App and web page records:
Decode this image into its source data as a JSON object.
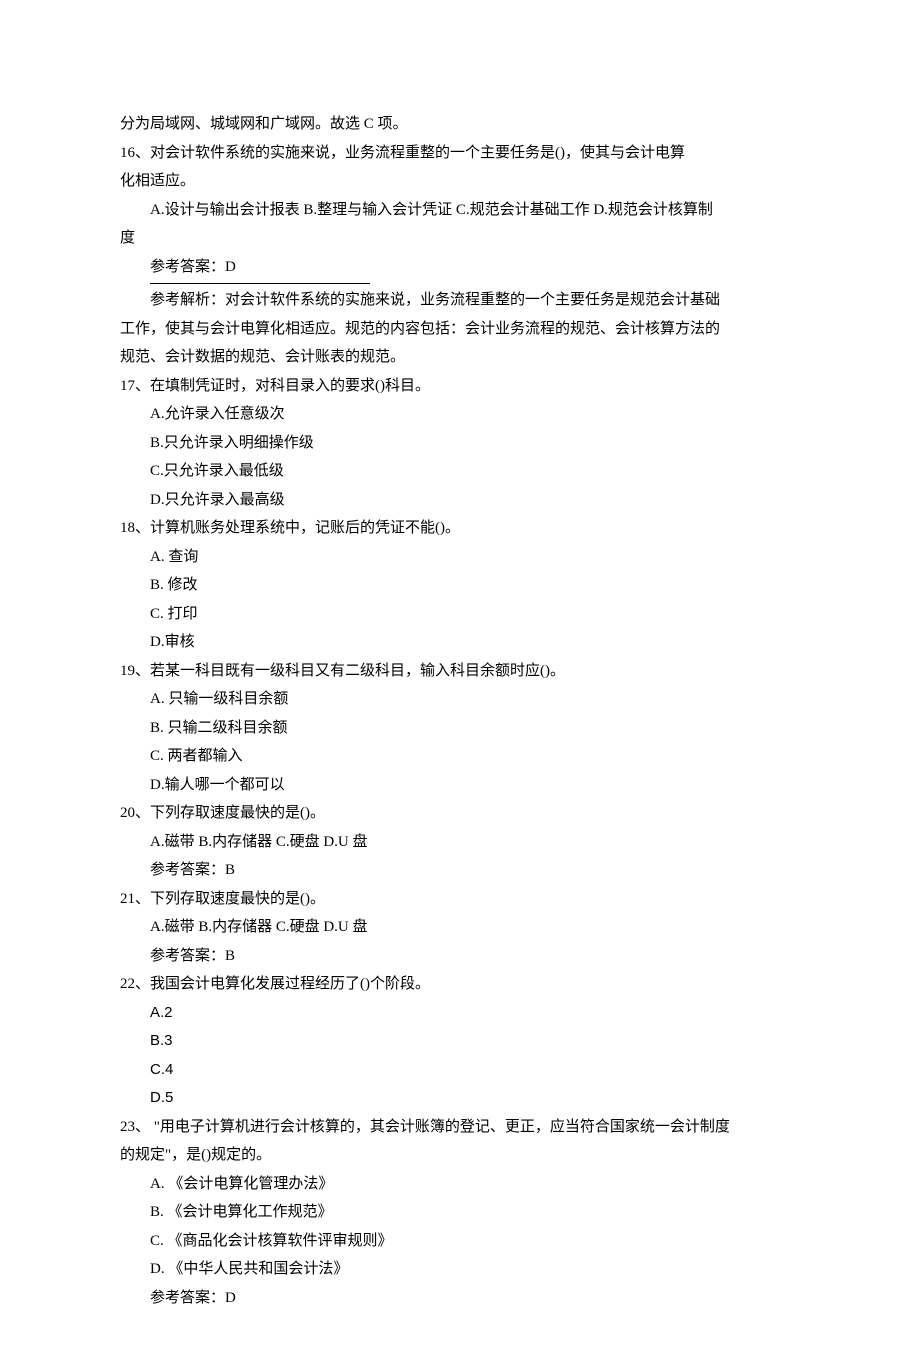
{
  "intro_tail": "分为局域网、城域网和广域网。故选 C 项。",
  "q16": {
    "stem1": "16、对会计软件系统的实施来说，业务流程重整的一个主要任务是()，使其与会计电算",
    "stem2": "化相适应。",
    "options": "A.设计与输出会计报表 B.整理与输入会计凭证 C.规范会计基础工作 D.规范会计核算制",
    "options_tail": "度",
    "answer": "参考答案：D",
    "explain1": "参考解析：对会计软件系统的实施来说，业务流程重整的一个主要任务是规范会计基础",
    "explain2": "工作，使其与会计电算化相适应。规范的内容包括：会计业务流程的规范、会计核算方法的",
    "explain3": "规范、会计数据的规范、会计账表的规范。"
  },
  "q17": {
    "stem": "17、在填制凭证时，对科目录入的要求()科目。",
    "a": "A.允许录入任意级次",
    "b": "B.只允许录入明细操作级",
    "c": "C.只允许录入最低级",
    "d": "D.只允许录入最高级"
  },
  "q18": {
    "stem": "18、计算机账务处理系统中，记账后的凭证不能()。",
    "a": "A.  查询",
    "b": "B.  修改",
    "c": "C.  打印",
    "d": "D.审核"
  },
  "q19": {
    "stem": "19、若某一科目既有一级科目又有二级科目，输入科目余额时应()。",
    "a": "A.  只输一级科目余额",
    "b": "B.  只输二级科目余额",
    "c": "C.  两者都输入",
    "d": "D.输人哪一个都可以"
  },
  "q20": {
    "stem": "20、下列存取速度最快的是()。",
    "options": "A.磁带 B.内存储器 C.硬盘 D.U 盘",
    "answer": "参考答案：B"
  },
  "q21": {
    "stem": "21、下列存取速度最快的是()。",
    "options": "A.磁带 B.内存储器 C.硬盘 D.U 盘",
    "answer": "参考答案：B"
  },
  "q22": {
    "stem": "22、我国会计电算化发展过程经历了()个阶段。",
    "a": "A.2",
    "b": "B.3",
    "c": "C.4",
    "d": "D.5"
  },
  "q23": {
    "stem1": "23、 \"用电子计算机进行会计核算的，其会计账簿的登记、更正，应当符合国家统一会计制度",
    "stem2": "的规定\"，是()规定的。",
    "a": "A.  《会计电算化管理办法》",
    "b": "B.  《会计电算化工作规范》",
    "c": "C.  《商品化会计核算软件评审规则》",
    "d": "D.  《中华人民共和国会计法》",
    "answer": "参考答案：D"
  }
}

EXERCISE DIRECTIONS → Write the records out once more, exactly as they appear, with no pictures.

TASK SOLUTION →
Decode this image into its source data as a JSON object.
{
  "intro_tail": "分为局域网、城域网和广域网。故选 C 项。",
  "q16": {
    "stem1": "16、对会计软件系统的实施来说，业务流程重整的一个主要任务是()，使其与会计电算",
    "stem2": "化相适应。",
    "options": "A.设计与输出会计报表 B.整理与输入会计凭证 C.规范会计基础工作 D.规范会计核算制",
    "options_tail": "度",
    "answer": "参考答案：D",
    "explain1": "参考解析：对会计软件系统的实施来说，业务流程重整的一个主要任务是规范会计基础",
    "explain2": "工作，使其与会计电算化相适应。规范的内容包括：会计业务流程的规范、会计核算方法的",
    "explain3": "规范、会计数据的规范、会计账表的规范。"
  },
  "q17": {
    "stem": "17、在填制凭证时，对科目录入的要求()科目。",
    "a": "A.允许录入任意级次",
    "b": "B.只允许录入明细操作级",
    "c": "C.只允许录入最低级",
    "d": "D.只允许录入最高级"
  },
  "q18": {
    "stem": "18、计算机账务处理系统中，记账后的凭证不能()。",
    "a": "A.  查询",
    "b": "B.  修改",
    "c": "C.  打印",
    "d": "D.审核"
  },
  "q19": {
    "stem": "19、若某一科目既有一级科目又有二级科目，输入科目余额时应()。",
    "a": "A.  只输一级科目余额",
    "b": "B.  只输二级科目余额",
    "c": "C.  两者都输入",
    "d": "D.输人哪一个都可以"
  },
  "q20": {
    "stem": "20、下列存取速度最快的是()。",
    "options": "A.磁带 B.内存储器 C.硬盘 D.U 盘",
    "answer": "参考答案：B"
  },
  "q21": {
    "stem": "21、下列存取速度最快的是()。",
    "options": "A.磁带 B.内存储器 C.硬盘 D.U 盘",
    "answer": "参考答案：B"
  },
  "q22": {
    "stem": "22、我国会计电算化发展过程经历了()个阶段。",
    "a": "A.2",
    "b": "B.3",
    "c": "C.4",
    "d": "D.5"
  },
  "q23": {
    "stem1": "23、 \"用电子计算机进行会计核算的，其会计账簿的登记、更正，应当符合国家统一会计制度",
    "stem2": "的规定\"，是()规定的。",
    "a": "A.  《会计电算化管理办法》",
    "b": "B.  《会计电算化工作规范》",
    "c": "C.  《商品化会计核算软件评审规则》",
    "d": "D.  《中华人民共和国会计法》",
    "answer": "参考答案：D"
  }
}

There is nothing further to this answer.